Reno High School senior Nathaniel Haas is the student representative on the Washoe County School Board.
How were you chosen?
The [Washoe County School] District decided to bring back the Student Advisory Board last year, and they contacted all the principals and asked them for two students from each high school. One would be a freshman, one would be a junior. … And it was so successful they decided to bring back the student representative to the [School] Board of Trustees … And from that group, they asked us to apply for the one position, and that person would then sit in on the regular meeting of the Board of Trustees. … Some of us applied and went through an interview process, and then I was chosen.
Is there a job description?
Well, the student representative is basically responsible for providing the perspective of a student to the Board meetings and the decisions of the Board. And so it’s my job to let [them] know what’s important to students and use my own experience in school and, still being a senior at Reno High, to decide what is important for students and to represent the students and ask questions and write opinions that would reflect the general student population.
What has the experience been like for you?
It’s been an incredible experience. I’ve definitely learned a lot, you know, just at the basic level of government. It’s been very cool to sit in on the meetings and participate in the democratic process at such a basic level as a school board. And so it’s been a great experience, especially also to get to know all the trustees and all the people at the district and all the people that run the education system in Washoe County.
What kind of latitude are you given? Can you make motions? I saw that you can ask questions.

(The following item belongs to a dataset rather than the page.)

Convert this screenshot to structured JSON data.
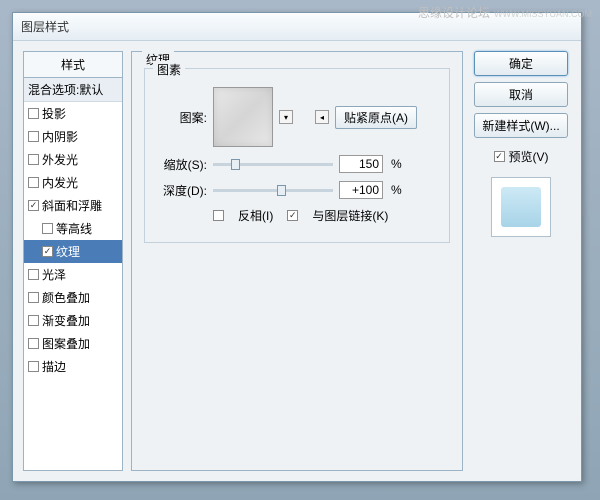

Well, you know, the trustees are elected positions, obviously, so I’m not allowed to vote. … However, I haven’t actually asked if I’m able to make motions or second motions, but they do allow me to provide any input that I have, ask any questions of the presenters or the trustees. So for the most part, it’s the same as the other trustees, except for, it’s the trustees vote at the end.
Do you get the same kind of materials as the board members get? The printed matter that’s put in front of them, is it put in front of you?
I do. All the trustees—and the public—have access to the online agenda and then all the online presentations. And then at the meeting, there’s paper copies provided and they do make a copy for me. … For example, they’re doing the redistricting process, and I was given the 33 or so full color maps. … So it’s great to be included and given the same materials as the board members.
Are there any problems with a student from Reno High School speaking for all the students?
You know, I don’t think so. I think that as a student representative, it’s important to represent all the students. And since all the students are obviously not at Reno High School, then it’s my job to, you know, make opinions and ask questions and say things on behalf of all the students and not just the students at Reno High School.
Is it required that the student representative be a senior?
I’m assuming that that’s not the case, because they opened up the application to the student advisory board [which contained] freshman members and junior members last year, at the time.